Students Attend UW Oshkosh’s Annual High School Art Day


On April 29, eight art students traveled with Mr. Herr to UW Oshkosh for the university’s annual High School Art Day. Students were selected to attend the event based on their artistic skillset as well as motivations to pursue a career in the arts.
“We thought about students that were thinking about art as a career or pathway for college,” Mr. Herr said. “We selected the most talented students or those we thought would be more serious about going to college for art.”
At the event, students were able to participate in 90-minute art workshops led by graduate students, receive critiques on some of their pieces from UWO professors and even have the opportunity to get their pieces displayed from May 2-7 at the Steinhilber gallery on the third floor of Reed Union on the UW Oshkosh campus.
Guillermo Baneulos, Gracelynn Berner and Ava Shultz were all granted the opportunity to have their pieces displayed at the gallery. In addition to this, Ava also won the Artcore award at the gallery reception.
“I decided to bring a geometric piece of a leopard/skull called Life through Death,” Shultz said. “It’s definitely one of my favorite pieces I’ve ever made. It’s meant to show how death isn’t all bad, and that it can fuel new life.”
At the event, students were able to select which workshop they would like to take, with options ranging from wire art to landscape impressionism. One of the workshops was a monster printmaking course where students were able to design their own monster, print it using inks and trade their prints with other students at the workshop.
“It was a lot of fun to learn how to carve away the negative space instead of the positive,” Shultz said. “The printing process was really relaxing.”
In addition to the actual material taught during the workshop, participating students were also able to get some time to interact with the graduate students teaching the class.
“It was cool to hear the students who actually go there talk about what classes are like and what opportunities you get at the school, “ Nora Otte, another art day attendee, said.
After the workshops, students went back to their critique rooms for the next portion of the event. During this time, the jurors (consisting of current art staff, retired professors, and senior art students) provided critiques for everyone’s work, including what each artist did well in their piece and what they could do to improve upon it. This shows prospective art students how to properly provide their peers with constructive criticism on their work, something that is a frequent occurrence in art-focused college programs.

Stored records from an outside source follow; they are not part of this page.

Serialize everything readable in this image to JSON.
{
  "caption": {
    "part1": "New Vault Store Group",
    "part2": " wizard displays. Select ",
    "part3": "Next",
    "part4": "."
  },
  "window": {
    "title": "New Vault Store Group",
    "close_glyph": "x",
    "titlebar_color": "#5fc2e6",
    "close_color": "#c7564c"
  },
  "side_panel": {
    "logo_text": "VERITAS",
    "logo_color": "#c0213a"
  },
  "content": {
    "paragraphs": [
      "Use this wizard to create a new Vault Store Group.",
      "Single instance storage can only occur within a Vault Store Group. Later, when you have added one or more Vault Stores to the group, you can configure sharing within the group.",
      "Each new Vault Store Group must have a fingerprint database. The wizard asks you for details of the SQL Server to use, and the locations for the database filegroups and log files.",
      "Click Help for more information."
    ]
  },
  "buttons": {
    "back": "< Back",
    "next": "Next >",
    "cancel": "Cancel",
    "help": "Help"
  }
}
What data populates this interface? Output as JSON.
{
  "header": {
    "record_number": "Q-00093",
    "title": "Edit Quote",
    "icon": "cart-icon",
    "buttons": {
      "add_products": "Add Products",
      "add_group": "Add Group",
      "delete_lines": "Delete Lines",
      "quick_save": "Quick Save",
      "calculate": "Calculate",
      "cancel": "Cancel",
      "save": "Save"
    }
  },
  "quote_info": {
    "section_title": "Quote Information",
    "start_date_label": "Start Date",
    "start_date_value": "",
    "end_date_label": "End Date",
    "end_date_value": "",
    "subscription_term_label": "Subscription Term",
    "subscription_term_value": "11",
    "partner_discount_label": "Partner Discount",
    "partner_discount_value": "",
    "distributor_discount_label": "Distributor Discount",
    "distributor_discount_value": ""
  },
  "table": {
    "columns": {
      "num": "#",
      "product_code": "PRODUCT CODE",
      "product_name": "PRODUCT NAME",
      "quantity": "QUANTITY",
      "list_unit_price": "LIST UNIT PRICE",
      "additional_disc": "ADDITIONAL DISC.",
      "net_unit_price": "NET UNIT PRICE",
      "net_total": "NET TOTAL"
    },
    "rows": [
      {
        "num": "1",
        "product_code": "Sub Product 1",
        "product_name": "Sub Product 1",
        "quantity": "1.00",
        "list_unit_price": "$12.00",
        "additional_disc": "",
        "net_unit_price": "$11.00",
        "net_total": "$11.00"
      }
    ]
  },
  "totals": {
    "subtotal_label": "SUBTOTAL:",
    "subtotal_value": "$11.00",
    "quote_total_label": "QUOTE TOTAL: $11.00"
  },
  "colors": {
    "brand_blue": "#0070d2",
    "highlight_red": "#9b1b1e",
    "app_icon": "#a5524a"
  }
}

To provide some context, art students at Fondy have to write up critiques that explain their art process. In these critiques, students apply a plethora of elements, principles, and techniques to their work to establish their understanding of their art. Essentially, the critique process at the UWO event shows how this process functions at a college level. Instead of writing a written critique, students have seminar sessions in which they discuss their work and get constructive feedback from their peers.
“The critiques were very helpful,” Shultz said. “Personally I got a lot of good feedback on how to improve my work, and I will definitely be going back next year!”
This was the first time students from Fondy were able to attend the event. However, it was not the first time Mr. Herr had been.
“It was my first time going as a staff member, but I’ve helped organize the event before,” Mr. Herr said. “I went to school at UW Oshkosh, so it was kind of affirming to be back as a teacher and then have my students experience the campus with me.”
Overall, the students really enjoyed the opportunity to participate in the event. The combination of the unique workshops, constructive critiques, and the opportunity to talk to art graduates made this event impactful for many.
“It was really cool to hear the feedback of the graduate students and the judges,” Otte said. “It was cool to talk about what made something look interesting in terms of elements and principles instead of someone just saying it looked good.”
“I thought it was a great experience,” Mr. Herr said. “Even if students don’t decide to go to Oshkosh, it’s a good taste of what college level art would be like at any campus.”